Of course, he's pretty good at fetch, too. And keep-away. Often at the same time. He's got confidence, intelligence, a sense of humor and energy to spare. Working with him, I get the impression that he is truly a "gifted" dog, and would probably love learning new things and facing new challenges. In fact, the one thing Pookey doesn't have going for him is time: I waited far too long to give his previous owners time to work things out, and now the shelter is full.

It isn't fair that he's stuck in this jam. It isn't fair that he was betrayed by a pack mate for the sake of pride. But it is what it is, and all that's left to do is go from this point into wherever tomorrow takes him. That's one major difference between dogs, and most people.

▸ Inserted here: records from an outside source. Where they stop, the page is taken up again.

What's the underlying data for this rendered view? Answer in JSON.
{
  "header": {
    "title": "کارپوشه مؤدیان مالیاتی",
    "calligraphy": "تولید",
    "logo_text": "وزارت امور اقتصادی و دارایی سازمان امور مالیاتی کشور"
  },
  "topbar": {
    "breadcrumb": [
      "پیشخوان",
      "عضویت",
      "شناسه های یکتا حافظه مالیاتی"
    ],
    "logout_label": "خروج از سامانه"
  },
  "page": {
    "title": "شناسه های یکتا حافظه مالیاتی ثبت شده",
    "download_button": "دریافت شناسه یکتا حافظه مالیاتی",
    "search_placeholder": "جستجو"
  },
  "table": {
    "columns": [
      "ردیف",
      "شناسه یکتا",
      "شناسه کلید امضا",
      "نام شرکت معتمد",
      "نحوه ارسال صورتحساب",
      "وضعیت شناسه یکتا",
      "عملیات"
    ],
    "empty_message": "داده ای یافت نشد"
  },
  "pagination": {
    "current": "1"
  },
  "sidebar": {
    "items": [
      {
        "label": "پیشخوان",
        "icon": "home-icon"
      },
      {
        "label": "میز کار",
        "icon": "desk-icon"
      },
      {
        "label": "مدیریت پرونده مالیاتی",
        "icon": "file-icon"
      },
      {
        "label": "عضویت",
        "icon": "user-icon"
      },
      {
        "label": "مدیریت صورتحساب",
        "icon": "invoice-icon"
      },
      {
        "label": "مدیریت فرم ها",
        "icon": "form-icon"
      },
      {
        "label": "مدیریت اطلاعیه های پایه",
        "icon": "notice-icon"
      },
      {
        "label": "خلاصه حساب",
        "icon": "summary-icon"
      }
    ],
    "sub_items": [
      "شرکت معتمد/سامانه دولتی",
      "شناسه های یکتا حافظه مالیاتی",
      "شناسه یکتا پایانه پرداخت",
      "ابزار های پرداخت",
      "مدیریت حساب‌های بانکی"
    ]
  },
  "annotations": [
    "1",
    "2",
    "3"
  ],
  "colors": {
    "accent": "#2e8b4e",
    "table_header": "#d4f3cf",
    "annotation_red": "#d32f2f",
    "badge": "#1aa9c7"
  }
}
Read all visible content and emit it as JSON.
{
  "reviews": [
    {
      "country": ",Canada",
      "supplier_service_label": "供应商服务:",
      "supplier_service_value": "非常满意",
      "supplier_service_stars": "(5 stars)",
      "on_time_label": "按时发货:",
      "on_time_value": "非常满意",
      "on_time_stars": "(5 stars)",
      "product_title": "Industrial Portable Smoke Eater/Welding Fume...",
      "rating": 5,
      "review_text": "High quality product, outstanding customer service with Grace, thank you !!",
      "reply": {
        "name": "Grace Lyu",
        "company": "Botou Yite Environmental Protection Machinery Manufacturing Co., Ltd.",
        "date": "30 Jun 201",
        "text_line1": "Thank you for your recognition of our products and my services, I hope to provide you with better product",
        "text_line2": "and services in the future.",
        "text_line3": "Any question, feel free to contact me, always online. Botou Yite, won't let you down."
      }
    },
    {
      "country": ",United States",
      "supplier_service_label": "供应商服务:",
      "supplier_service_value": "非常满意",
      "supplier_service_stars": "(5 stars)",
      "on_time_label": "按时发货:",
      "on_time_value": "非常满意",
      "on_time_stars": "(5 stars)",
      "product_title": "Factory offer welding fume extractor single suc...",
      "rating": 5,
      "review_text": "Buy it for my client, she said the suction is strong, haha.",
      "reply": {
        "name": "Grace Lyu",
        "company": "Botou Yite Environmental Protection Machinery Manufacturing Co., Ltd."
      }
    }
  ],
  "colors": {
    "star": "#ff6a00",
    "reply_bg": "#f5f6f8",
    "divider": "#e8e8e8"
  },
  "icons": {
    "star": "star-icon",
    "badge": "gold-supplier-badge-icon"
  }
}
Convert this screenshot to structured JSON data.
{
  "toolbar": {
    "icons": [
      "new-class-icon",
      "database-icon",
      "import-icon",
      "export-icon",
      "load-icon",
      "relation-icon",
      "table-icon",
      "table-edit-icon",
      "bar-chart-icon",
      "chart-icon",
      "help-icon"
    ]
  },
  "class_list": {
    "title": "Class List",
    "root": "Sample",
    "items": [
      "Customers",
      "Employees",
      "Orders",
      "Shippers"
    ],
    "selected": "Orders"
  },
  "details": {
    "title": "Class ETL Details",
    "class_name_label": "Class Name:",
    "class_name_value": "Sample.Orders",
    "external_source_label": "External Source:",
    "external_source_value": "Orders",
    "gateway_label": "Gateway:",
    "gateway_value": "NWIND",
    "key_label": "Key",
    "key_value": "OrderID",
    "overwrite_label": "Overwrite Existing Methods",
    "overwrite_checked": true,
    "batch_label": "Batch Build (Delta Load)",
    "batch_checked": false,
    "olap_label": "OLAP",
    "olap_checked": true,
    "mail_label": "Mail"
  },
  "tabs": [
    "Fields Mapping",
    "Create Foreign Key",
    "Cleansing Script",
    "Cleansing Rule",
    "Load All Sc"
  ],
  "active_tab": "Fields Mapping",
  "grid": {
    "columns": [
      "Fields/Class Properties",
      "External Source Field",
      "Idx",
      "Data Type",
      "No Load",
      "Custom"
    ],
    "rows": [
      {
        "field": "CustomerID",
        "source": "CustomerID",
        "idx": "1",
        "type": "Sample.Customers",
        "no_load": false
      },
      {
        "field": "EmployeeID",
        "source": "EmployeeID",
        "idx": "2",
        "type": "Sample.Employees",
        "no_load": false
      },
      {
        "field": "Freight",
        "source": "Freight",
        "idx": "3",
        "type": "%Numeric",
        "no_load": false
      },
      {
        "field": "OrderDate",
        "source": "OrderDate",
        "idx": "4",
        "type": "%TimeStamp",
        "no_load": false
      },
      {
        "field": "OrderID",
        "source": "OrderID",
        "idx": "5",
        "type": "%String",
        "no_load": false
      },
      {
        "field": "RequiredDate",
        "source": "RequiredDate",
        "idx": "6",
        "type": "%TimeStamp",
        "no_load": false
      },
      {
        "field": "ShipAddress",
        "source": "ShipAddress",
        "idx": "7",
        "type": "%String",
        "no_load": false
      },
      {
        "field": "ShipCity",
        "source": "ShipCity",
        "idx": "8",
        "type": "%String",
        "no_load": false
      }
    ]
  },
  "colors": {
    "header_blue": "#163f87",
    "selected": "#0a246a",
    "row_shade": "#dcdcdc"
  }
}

UPDATE (1/15): Well, Pookey's former family never worked out their differences, it seems. After waiting and waiting in the shelter (with very few people even considering such an energetic and eclectic-looking fellow), he was pulled by a rescue group today. He'll be heading to a foster home quite a distance from here, and hopefully will be finding a permanent - and more stable - pack to live out his whirlwind-happy days with.

Incidentally, had he not been pulled today (with several other dogs), it's likely he would have been euthanized for space at the end of the day.

Monday, January 11, 2010

Shelter Diaries Special: Mia

Rather than repost the blog in it's entirety, here's a link to Mia's page. She was a shelter dog, now she's being fostered by us. I know the best way to help find her a forever home is to start spreading the word now.